Flaxseed and Heart Disease Flaxseed is now gaining considerable attention as a food for its possible role in lowering the risk of heart disease. As an excellent source of alpha-linolenic acid, and omega-3 fatty acids, flaxseed is currently being investigated for possible heart health benefits. Research has suggested that the omega-3 fatty acids specifically found in fish reduce total cholesterol, LDL-cholesterol and triglyceride levels. The omega-3 fatty acids in flaxseed are not identical to those found in fish, but the body converts them to the same ones. In addition to its omega-3 fatty acid content flaxseed contains significant amounts of soluble fiber, mainly in form of mucilage gum. This is similar to the fiber found in oat bran and pectin, both of which are known to lower blood cholesterol levels. As a side benefit, these mucilaginous gums assist the entire digestive tract to move along smoothly, preventing fermentation, putrefaction and constipation.
Flaxseed and Cancer Researchers at the University of Toronto are testing flaxseed on women who have been diagnosed with breast cancer. They have found that flaxseed is a potent source of lignans, which are plant compounds that may interfere with the development of breast cancer by binding with estrogen and reducing its stimulatory effect on cancer cells. Flaxseed contains up to 800 times as much lignans as other foods.

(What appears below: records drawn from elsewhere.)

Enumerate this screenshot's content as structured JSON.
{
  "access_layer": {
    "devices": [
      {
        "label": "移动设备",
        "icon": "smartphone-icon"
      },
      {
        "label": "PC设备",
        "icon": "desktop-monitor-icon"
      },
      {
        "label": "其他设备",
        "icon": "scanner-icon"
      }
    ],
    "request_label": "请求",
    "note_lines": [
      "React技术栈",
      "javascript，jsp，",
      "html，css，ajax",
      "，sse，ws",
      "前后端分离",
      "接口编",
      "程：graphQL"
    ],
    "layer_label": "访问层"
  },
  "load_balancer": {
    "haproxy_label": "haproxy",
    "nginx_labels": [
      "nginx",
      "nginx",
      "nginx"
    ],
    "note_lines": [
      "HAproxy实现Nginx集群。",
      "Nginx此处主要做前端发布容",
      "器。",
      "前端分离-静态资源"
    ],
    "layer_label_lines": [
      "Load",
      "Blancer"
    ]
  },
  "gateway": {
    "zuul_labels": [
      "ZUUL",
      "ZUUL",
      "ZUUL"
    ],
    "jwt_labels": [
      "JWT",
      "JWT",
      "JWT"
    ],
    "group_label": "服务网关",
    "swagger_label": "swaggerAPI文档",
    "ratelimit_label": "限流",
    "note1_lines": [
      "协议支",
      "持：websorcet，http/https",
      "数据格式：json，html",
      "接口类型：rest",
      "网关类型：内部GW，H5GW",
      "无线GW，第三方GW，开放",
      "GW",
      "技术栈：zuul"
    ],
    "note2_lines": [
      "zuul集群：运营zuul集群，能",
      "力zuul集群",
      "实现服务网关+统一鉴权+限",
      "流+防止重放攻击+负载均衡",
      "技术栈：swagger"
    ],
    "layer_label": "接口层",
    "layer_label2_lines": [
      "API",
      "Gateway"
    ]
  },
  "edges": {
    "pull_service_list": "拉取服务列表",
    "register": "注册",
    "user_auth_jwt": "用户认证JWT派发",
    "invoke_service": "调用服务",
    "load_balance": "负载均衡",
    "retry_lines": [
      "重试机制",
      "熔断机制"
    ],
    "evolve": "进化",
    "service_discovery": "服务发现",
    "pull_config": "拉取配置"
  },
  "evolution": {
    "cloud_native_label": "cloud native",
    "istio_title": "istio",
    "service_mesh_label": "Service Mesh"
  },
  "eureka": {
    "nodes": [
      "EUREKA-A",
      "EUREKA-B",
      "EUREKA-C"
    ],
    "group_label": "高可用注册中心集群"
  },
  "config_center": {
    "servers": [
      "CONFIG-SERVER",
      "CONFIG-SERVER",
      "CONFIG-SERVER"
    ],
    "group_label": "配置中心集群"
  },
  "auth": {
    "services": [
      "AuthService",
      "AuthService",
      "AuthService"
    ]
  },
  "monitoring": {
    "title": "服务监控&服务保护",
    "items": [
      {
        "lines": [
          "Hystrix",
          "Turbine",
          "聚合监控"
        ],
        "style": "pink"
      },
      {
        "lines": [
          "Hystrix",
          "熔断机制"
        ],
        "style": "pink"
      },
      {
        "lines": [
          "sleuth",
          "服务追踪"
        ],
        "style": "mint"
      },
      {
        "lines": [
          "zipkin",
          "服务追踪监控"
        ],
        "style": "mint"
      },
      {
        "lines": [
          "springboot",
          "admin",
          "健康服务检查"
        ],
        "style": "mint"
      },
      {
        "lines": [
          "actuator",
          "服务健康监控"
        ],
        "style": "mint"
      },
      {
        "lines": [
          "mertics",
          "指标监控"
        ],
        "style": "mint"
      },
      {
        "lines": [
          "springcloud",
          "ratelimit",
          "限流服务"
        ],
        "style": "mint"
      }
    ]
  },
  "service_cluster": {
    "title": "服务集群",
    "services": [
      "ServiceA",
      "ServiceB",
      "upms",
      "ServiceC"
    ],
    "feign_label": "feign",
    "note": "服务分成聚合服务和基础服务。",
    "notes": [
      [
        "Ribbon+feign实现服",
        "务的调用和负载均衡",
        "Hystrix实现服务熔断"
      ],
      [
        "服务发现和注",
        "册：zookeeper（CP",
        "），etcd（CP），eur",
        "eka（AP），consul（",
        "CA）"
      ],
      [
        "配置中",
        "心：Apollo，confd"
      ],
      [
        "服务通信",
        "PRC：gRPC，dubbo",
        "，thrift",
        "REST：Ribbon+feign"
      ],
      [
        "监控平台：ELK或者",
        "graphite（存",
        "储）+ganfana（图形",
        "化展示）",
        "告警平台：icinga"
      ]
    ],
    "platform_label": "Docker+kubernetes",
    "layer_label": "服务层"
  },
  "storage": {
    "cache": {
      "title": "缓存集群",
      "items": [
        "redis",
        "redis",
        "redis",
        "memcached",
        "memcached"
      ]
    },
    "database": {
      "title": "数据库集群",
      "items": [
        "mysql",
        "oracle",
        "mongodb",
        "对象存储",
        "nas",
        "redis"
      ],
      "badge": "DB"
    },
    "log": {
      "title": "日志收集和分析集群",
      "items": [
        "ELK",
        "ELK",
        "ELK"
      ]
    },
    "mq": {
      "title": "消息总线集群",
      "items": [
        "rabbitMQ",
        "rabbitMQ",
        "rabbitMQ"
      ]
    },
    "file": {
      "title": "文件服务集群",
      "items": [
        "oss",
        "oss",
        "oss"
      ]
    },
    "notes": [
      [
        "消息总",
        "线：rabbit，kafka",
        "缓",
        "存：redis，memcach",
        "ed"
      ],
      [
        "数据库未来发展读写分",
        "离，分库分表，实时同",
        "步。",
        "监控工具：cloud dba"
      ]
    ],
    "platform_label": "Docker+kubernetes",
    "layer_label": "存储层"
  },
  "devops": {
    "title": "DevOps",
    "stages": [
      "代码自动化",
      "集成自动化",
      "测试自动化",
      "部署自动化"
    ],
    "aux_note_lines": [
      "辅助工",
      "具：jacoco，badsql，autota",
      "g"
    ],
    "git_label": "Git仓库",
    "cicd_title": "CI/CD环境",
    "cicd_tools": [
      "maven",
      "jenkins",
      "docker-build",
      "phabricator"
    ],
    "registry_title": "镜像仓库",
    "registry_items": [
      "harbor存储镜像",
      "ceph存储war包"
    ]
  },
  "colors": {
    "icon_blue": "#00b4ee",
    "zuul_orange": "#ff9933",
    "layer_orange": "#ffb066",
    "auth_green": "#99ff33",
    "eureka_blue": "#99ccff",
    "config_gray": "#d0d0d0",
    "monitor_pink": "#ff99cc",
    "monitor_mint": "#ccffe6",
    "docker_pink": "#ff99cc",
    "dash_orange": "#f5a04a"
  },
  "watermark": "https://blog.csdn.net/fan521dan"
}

During the study (remember these women had been diagnosed with breast cancer) the women consumed a minimum of 25 grams of freshly ground flaxseed. Several biomarkers, including the rate of tumor growth, were checked to determine any changes that may be linked to lignan ingestion. Although the study is not complete, there has been several indications that the flaxseed supplemented women had a slower cancer growth and decreased blood cancer markers (an indication of less cancer activity).
In a study reported on WebMD "the investigators found that flaxseed oil's ability to reduce tumor growth is comparable to tamoxifen." In another study at Duke University Medical Center on prostate cancer, it was determined that the lignans found in flaxseed bind the androgenic hormones which stimulate prostate cancer. The men were on a flaxseed-supplemented diet for an average of 34 days. Ground flaxseed which had been vacuum-packed was used because of the tendency to go rancid so quickly. The men were instructed to sprinkle 3 rounded tablespoons of the flax on their cereal or mix it into juices, yogurt or applesauce. Researchers reported good compliance and said it was tolerated well because the taste was pleasant.
At the end of the one month study, the researchers reported that the men had significant decreases in cholesterol, total testosterone and free testosterone. While there was a decrease in testosterone levels, they noted that none of the participants in the study suffered decreased libido or sexual dysfunction. There was also a decrease in PSA scores for those with relatively early stage cancer. Even during this short period (34 days) it was noted that there were lower cancer cell proliferation rates and significantly higher rates of apoptotic cell death (cancer cell suicide).